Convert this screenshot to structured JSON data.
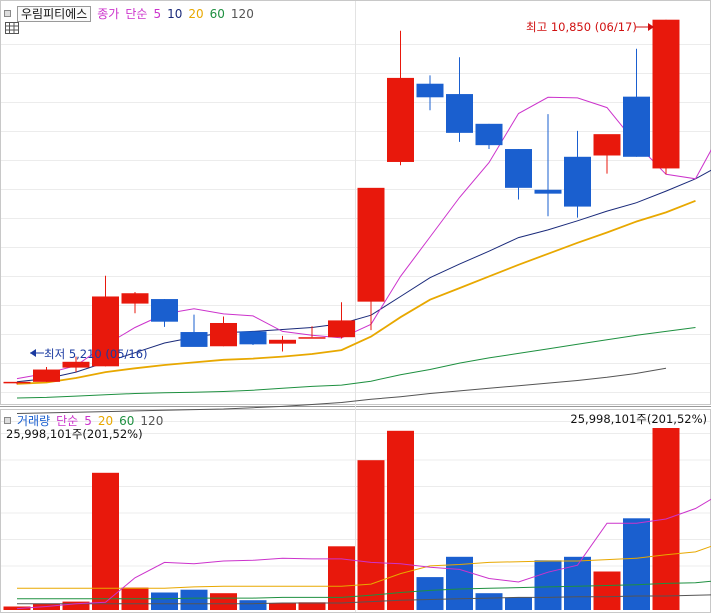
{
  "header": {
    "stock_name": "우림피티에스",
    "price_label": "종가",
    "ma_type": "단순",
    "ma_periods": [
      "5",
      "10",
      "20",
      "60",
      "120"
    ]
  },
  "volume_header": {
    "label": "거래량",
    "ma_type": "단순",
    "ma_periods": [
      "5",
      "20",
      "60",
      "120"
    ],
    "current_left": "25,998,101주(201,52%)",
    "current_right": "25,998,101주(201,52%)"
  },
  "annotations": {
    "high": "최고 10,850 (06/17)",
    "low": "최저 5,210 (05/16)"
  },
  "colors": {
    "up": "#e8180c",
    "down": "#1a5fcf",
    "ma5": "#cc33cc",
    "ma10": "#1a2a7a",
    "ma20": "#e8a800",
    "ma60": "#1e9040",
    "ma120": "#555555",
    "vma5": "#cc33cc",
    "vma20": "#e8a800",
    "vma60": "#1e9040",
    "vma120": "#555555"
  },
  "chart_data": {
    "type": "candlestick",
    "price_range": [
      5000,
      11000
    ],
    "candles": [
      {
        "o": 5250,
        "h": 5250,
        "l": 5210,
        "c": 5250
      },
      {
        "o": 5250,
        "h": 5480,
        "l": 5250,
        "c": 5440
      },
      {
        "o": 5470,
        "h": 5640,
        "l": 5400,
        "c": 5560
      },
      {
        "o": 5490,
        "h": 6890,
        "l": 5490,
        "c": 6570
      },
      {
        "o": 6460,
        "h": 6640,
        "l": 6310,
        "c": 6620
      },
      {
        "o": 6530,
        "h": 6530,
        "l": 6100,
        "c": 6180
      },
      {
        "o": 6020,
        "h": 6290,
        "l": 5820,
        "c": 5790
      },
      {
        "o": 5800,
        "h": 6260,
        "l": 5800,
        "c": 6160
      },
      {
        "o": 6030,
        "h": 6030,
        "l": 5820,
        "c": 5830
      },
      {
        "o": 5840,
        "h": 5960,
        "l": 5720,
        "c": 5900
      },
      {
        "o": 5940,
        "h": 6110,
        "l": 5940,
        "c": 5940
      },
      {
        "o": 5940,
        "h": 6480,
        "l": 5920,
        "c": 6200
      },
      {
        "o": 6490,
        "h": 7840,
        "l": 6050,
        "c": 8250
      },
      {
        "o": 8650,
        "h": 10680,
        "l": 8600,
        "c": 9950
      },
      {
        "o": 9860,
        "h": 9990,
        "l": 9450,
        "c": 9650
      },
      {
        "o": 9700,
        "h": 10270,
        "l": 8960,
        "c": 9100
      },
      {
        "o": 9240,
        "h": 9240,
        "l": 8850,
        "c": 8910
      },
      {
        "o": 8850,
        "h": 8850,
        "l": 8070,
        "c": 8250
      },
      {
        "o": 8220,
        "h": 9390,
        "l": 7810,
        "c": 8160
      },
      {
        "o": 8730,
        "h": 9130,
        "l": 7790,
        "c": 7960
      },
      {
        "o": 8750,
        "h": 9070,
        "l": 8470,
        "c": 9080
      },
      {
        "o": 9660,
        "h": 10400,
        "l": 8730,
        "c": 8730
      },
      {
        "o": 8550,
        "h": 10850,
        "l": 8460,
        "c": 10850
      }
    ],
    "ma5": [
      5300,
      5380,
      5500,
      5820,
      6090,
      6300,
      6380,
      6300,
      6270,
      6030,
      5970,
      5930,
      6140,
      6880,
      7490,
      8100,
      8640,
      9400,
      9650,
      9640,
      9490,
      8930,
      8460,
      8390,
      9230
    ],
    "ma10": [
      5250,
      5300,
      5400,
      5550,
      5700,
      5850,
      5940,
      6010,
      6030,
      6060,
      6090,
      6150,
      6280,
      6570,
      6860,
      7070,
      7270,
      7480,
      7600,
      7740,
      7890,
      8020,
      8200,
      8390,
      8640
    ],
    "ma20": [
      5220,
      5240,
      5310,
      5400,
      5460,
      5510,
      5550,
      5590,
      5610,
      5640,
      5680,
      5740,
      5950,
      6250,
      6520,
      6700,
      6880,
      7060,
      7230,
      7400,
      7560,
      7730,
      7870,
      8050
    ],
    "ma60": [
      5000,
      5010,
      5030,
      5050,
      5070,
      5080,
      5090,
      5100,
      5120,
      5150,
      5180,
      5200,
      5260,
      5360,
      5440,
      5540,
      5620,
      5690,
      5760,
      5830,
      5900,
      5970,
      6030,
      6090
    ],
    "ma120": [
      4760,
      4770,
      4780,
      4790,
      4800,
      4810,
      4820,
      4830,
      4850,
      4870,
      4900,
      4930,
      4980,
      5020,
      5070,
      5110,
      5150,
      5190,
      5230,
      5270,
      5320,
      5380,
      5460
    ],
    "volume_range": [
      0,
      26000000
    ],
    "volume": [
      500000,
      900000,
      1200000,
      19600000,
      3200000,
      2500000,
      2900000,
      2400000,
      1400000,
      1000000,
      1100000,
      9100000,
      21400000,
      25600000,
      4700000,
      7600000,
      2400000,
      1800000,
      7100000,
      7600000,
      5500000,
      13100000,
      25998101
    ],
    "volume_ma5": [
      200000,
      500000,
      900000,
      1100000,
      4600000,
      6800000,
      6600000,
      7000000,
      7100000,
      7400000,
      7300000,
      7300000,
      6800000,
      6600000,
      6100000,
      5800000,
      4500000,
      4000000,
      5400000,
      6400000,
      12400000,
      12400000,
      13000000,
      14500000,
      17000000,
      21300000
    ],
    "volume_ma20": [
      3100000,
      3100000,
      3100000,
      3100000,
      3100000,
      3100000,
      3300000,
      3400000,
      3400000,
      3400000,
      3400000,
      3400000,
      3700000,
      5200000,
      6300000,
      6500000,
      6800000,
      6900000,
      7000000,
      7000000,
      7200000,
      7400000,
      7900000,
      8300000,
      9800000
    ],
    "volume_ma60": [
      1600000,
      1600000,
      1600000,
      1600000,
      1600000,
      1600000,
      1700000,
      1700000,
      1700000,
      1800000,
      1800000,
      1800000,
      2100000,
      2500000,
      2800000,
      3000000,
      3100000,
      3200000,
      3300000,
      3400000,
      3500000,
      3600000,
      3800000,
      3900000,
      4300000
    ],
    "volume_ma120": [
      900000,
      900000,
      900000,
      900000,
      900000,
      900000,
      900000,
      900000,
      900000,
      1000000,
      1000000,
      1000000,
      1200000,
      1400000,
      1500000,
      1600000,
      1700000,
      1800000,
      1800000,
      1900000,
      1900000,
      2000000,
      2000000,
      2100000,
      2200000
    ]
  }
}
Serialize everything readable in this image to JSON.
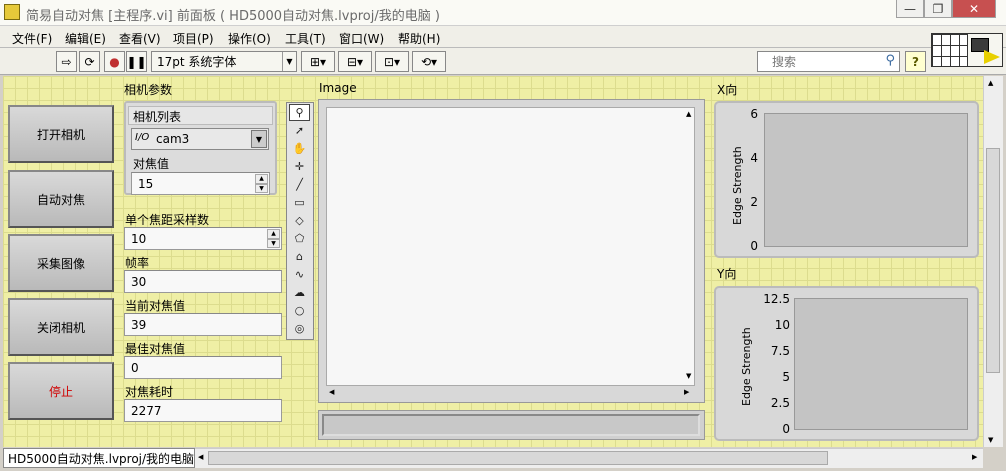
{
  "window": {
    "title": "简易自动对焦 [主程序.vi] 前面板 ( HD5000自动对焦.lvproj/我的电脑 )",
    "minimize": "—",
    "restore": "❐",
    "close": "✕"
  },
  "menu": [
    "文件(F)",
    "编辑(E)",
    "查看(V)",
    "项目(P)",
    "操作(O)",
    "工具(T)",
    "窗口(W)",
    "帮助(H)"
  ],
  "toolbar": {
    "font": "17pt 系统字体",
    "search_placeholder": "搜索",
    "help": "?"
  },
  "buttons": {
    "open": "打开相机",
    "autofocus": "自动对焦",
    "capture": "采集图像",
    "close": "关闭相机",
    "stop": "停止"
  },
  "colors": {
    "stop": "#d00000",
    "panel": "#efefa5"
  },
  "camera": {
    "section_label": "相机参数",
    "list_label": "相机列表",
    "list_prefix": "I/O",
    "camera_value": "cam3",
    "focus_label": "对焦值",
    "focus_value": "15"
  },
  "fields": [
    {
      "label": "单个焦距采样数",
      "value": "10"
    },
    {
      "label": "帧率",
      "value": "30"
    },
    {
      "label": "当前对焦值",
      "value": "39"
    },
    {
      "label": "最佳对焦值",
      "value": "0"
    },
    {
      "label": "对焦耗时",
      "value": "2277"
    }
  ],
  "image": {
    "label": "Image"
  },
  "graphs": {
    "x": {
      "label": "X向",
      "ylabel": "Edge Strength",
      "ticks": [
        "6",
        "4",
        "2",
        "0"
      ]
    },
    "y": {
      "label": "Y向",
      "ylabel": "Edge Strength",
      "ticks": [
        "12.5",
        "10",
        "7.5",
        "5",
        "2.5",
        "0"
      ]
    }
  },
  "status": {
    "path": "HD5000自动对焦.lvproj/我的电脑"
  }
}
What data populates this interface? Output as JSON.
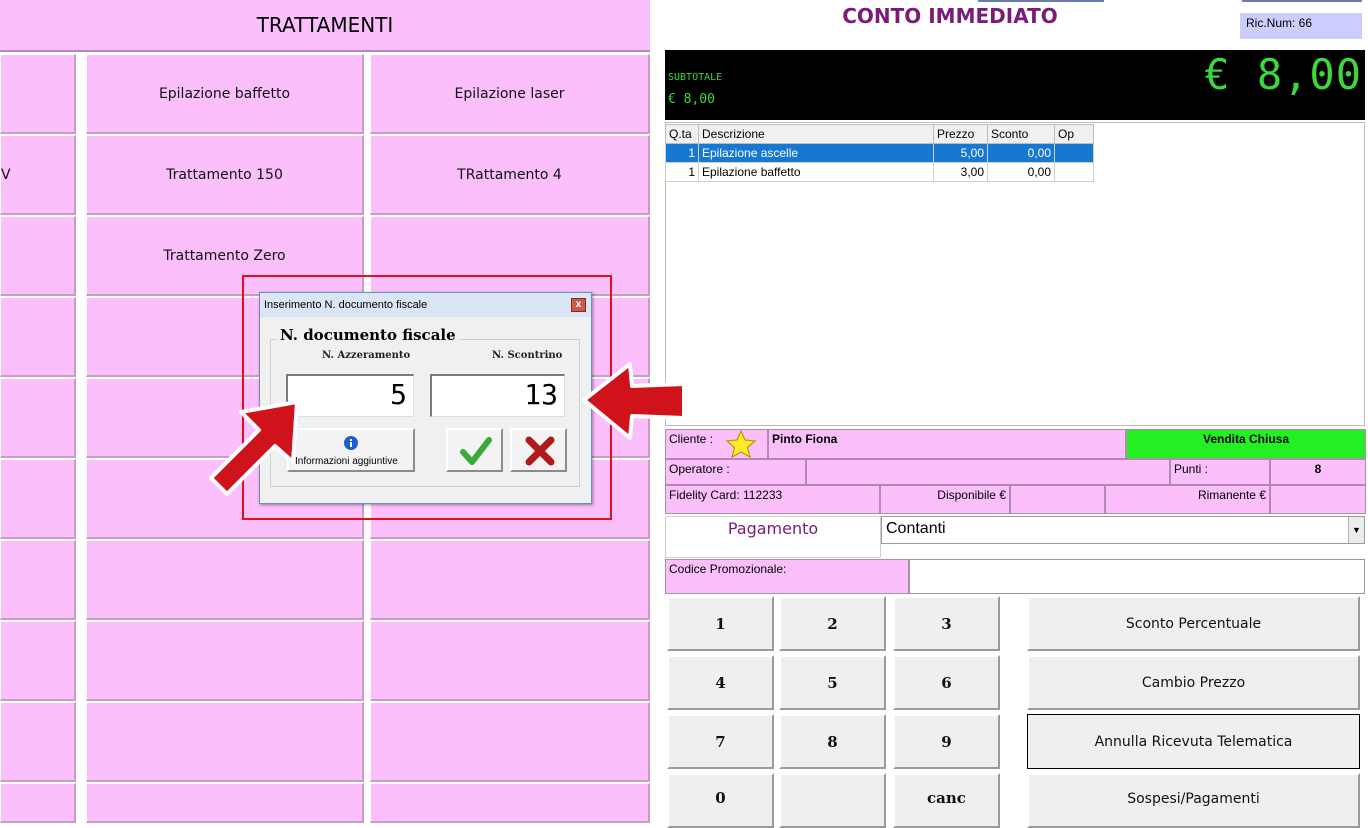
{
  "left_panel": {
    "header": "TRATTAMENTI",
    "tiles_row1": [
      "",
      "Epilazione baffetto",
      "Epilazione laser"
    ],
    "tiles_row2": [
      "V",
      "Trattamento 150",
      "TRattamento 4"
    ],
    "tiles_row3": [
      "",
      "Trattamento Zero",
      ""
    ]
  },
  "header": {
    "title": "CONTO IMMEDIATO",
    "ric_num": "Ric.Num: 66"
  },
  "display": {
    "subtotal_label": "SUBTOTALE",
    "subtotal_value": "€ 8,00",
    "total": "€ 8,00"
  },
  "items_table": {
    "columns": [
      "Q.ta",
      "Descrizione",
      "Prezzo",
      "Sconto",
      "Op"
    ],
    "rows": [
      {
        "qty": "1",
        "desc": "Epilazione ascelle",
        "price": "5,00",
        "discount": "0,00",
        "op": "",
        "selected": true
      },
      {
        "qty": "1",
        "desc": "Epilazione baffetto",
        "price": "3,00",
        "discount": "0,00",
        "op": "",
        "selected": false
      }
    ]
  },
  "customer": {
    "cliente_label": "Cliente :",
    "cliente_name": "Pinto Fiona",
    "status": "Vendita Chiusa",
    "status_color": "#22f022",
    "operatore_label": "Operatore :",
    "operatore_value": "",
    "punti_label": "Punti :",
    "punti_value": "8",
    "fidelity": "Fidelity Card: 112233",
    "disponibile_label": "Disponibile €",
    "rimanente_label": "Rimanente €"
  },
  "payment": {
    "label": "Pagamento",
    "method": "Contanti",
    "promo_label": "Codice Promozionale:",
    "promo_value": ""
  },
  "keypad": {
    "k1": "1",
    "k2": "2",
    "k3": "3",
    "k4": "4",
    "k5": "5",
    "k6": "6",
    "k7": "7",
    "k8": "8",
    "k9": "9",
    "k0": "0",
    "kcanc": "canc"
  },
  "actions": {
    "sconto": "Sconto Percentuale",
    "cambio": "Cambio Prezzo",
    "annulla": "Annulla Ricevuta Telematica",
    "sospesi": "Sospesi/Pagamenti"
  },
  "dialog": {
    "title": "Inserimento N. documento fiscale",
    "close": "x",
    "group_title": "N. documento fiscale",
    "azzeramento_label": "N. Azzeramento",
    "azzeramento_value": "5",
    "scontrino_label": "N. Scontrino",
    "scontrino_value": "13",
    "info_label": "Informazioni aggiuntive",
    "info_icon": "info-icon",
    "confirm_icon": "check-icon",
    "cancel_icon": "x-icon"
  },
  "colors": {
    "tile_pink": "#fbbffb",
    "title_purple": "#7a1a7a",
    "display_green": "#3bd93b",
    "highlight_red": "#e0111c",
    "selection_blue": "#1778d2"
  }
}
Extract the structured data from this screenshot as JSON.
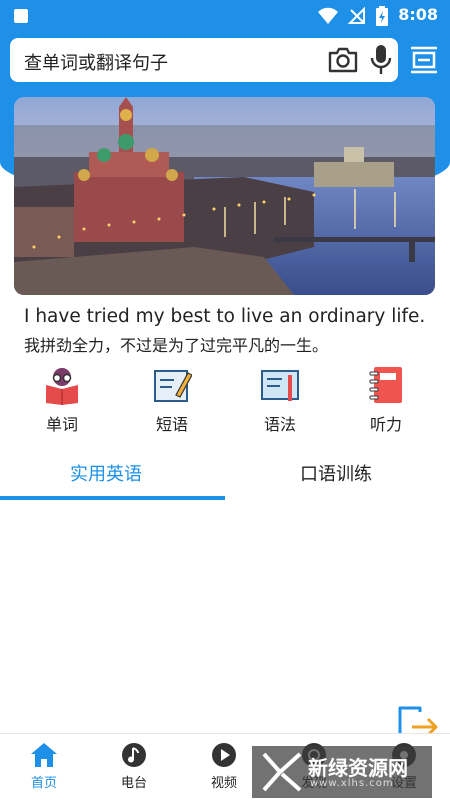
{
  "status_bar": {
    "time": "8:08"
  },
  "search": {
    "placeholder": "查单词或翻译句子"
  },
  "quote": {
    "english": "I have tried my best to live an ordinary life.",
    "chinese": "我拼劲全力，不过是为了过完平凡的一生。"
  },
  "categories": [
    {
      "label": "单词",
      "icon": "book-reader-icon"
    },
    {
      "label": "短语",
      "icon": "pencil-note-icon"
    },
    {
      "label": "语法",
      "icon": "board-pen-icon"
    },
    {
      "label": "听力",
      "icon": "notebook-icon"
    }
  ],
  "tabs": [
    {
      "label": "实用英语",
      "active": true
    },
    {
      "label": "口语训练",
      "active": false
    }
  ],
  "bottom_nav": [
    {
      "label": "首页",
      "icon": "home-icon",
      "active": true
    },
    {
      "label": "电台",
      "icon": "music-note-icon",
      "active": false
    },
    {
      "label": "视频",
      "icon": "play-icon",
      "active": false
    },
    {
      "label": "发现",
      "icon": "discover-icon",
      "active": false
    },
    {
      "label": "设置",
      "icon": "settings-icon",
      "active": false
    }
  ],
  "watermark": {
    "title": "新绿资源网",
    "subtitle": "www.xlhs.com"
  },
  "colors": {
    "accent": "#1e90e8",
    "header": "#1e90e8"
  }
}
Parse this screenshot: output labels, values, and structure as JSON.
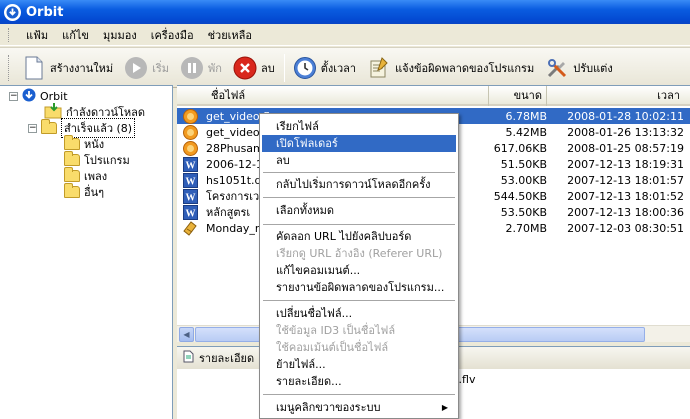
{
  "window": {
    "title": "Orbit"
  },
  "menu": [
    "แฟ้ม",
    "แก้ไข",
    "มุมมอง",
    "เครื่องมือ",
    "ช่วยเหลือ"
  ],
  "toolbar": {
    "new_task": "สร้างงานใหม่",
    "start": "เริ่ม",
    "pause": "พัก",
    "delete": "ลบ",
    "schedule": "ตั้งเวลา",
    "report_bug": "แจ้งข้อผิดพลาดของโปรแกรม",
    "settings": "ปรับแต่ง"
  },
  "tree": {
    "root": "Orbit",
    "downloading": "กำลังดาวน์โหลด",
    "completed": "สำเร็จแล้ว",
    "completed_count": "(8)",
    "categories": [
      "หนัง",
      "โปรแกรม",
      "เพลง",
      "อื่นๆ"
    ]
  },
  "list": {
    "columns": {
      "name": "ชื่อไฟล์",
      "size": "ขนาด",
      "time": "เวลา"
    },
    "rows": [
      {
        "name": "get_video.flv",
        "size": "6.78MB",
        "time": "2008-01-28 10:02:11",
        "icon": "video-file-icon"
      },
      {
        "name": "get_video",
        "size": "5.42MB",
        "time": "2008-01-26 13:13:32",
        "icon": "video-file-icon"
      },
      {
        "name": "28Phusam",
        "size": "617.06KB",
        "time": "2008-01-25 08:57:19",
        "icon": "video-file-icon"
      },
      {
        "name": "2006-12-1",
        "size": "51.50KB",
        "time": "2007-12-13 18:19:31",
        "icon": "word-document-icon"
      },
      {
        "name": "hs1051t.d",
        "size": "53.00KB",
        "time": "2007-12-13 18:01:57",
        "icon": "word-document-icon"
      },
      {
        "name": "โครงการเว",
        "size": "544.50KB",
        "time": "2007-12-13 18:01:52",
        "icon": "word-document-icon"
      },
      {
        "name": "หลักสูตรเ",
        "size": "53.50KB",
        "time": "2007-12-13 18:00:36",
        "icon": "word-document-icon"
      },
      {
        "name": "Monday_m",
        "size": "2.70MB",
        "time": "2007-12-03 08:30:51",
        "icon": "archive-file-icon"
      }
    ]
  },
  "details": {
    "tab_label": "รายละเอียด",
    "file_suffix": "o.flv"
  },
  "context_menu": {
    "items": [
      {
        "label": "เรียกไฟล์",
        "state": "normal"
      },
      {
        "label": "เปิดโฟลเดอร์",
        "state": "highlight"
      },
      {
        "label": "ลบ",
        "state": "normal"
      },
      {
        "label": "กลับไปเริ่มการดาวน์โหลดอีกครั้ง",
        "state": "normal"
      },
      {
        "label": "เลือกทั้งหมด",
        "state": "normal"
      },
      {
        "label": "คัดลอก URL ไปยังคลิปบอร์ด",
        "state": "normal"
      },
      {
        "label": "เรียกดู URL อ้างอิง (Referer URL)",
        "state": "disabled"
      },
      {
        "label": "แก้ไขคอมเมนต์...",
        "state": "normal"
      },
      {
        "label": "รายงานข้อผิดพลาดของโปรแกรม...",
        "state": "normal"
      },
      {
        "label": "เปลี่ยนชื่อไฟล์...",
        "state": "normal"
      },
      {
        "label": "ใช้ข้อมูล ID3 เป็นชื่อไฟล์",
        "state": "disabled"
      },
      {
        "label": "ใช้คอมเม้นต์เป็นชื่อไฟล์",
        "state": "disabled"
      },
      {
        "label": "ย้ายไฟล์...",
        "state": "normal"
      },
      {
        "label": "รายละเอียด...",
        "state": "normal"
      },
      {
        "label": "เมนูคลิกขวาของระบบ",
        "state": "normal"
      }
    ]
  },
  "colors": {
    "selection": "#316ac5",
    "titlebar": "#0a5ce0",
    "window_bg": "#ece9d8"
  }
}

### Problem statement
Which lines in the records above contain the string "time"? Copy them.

### Reply to the exercise
    "time": "8:08"
      "time": "เวลา"
        "time": "2008-01-28 10:02:11",
        "time": "2008-01-26 13:13:32",
        "time": "2008-01-25 08:57:19",
        "time": "2007-12-13 18:19:31",
        "time": "2007-12-13 18:01:57",
        "time": "2007-12-13 18:01:52",
        "time": "2007-12-13 18:00:36",
        "time": "2007-12-03 08:30:51",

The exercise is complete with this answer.